## Requirement
Exact copy without images: repeat every entry as written.

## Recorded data
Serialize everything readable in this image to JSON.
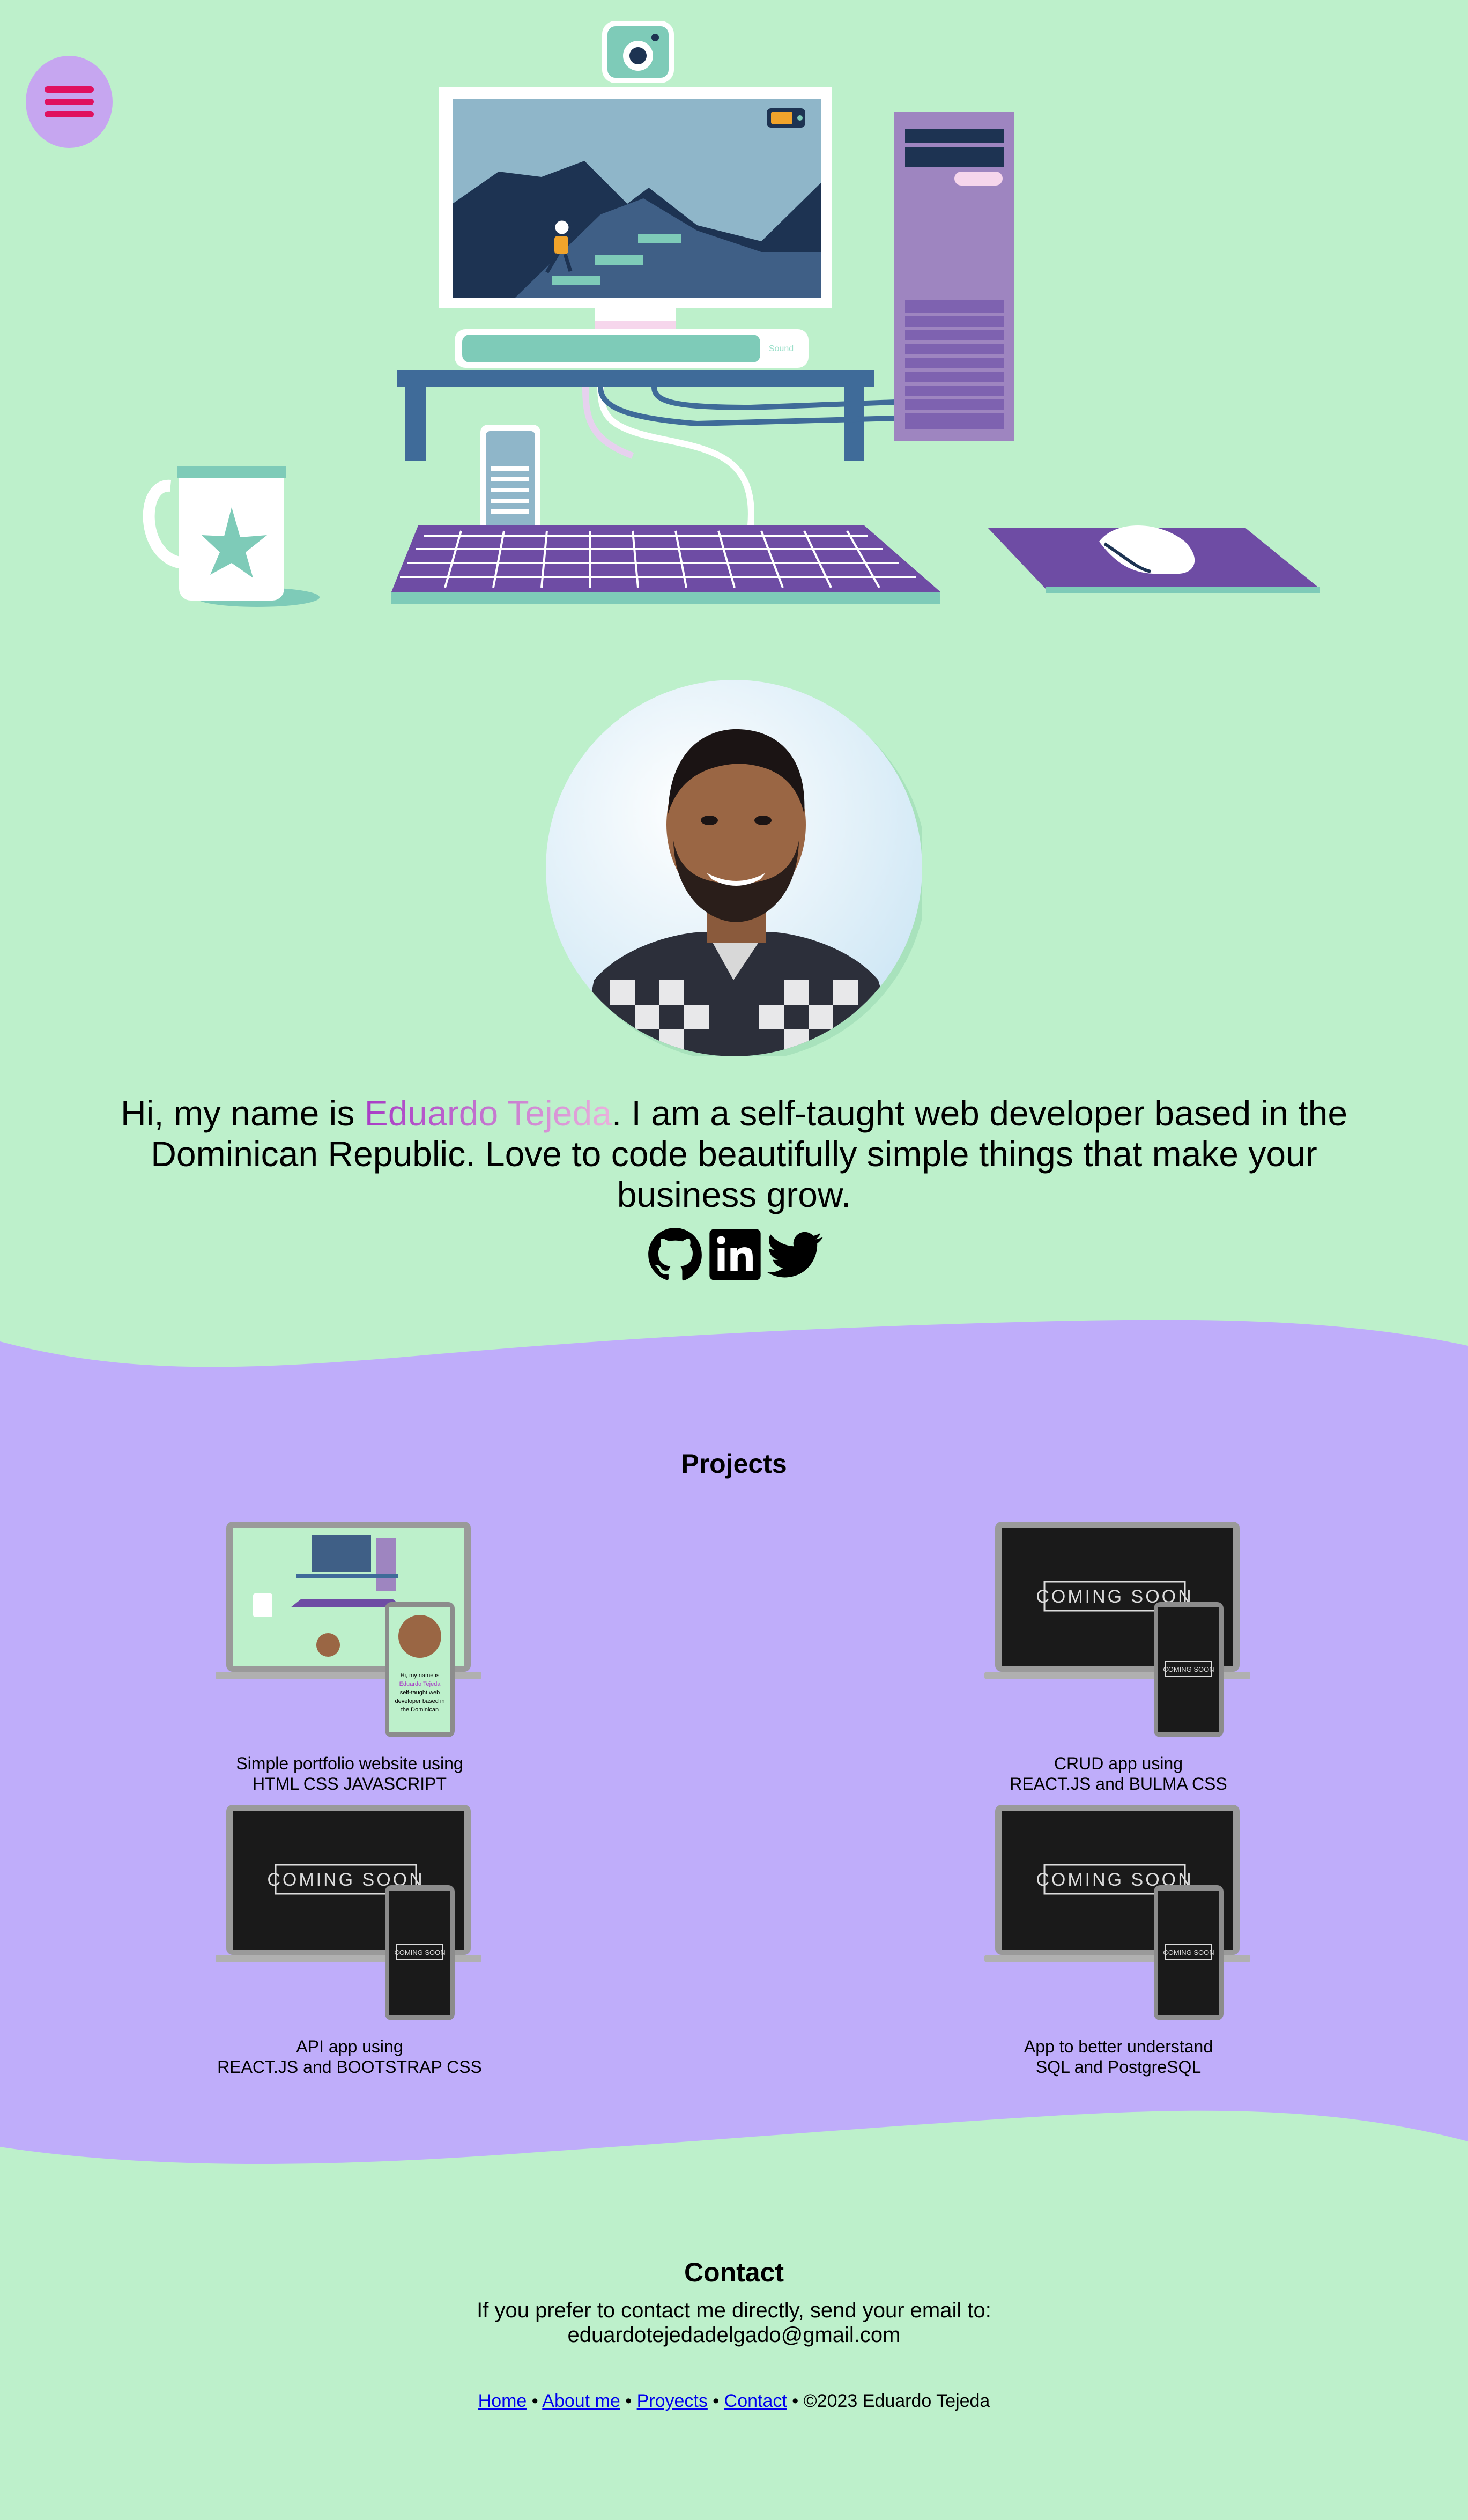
{
  "colors": {
    "background": "#bdf0cb",
    "projects_band": "#bfadfa",
    "menu_button": "#c6a6f0",
    "menu_bars": "#e0115f",
    "name_gradient_start": "#a83cc6",
    "name_gradient_end": "#eab1dd",
    "link": "#0000ee"
  },
  "menu": {
    "icon": "hamburger-icon"
  },
  "hero": {
    "monitor_sound_label": "Sound"
  },
  "intro": {
    "before_name": "Hi, my name is ",
    "name": "Eduardo Tejeda",
    "after_name": ". I am a self-taught web developer based in the Dominican Republic. Love to code beautifully simple things that make your business grow."
  },
  "social": [
    {
      "icon": "github-icon"
    },
    {
      "icon": "linkedin-icon"
    },
    {
      "icon": "twitter-icon"
    }
  ],
  "projects": {
    "title": "Projects",
    "items": [
      {
        "line1": "Simple portfolio website using",
        "line2": "HTML CSS JAVASCRIPT",
        "screen": "portfolio"
      },
      {
        "line1": "CRUD app using",
        "line2": "REACT.JS and BULMA CSS",
        "screen": "COMING SOON"
      },
      {
        "line1": "API app using",
        "line2": "REACT.JS and BOOTSTRAP CSS",
        "screen": "COMING SOON"
      },
      {
        "line1": "App to better understand",
        "line2": "SQL and PostgreSQL",
        "screen": "COMING SOON"
      }
    ],
    "mini_intro": "Hi, my name is Eduardo Tejeda. I am a self-taught web developer based in the Dominican Republic. Love to code beautifully"
  },
  "contact": {
    "title": "Contact",
    "line1": "If you prefer to contact me directly, send your email to:",
    "email": "eduardotejedadelgado@gmail.com"
  },
  "footer": {
    "links": [
      "Home",
      "About me",
      "Proyects",
      "Contact"
    ],
    "separator": " • ",
    "copyright": "©2023 Eduardo Tejeda"
  }
}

## Problem solution
Serialize everything readable in this image to JSON.
{
  "colors": {
    "background": "#bdf0cb",
    "projects_band": "#bfadfa",
    "menu_button": "#c6a6f0",
    "menu_bars": "#e0115f",
    "name_gradient_start": "#a83cc6",
    "name_gradient_end": "#eab1dd",
    "link": "#0000ee"
  },
  "menu": {
    "icon": "hamburger-icon"
  },
  "hero": {
    "monitor_sound_label": "Sound"
  },
  "intro": {
    "before_name": "Hi, my name is ",
    "name": "Eduardo Tejeda",
    "after_name": ". I am a self-taught web developer based in the Dominican Republic. Love to code beautifully simple things that make your business grow."
  },
  "social": [
    {
      "icon": "github-icon"
    },
    {
      "icon": "linkedin-icon"
    },
    {
      "icon": "twitter-icon"
    }
  ],
  "projects": {
    "title": "Projects",
    "items": [
      {
        "line1": "Simple portfolio website using",
        "line2": "HTML CSS JAVASCRIPT",
        "screen": "portfolio"
      },
      {
        "line1": "CRUD app using",
        "line2": "REACT.JS and BULMA CSS",
        "screen": "COMING SOON"
      },
      {
        "line1": "API app using",
        "line2": "REACT.JS and BOOTSTRAP CSS",
        "screen": "COMING SOON"
      },
      {
        "line1": "App to better understand",
        "line2": "SQL and PostgreSQL",
        "screen": "COMING SOON"
      }
    ],
    "mini_intro": "Hi, my name is Eduardo Tejeda. I am a self-taught web developer based in the Dominican Republic. Love to code beautifully"
  },
  "contact": {
    "title": "Contact",
    "line1": "If you prefer to contact me directly, send your email to:",
    "email": "eduardotejedadelgado@gmail.com"
  },
  "footer": {
    "links": [
      "Home",
      "About me",
      "Proyects",
      "Contact"
    ],
    "separator": " • ",
    "copyright": "©2023 Eduardo Tejeda"
  }
}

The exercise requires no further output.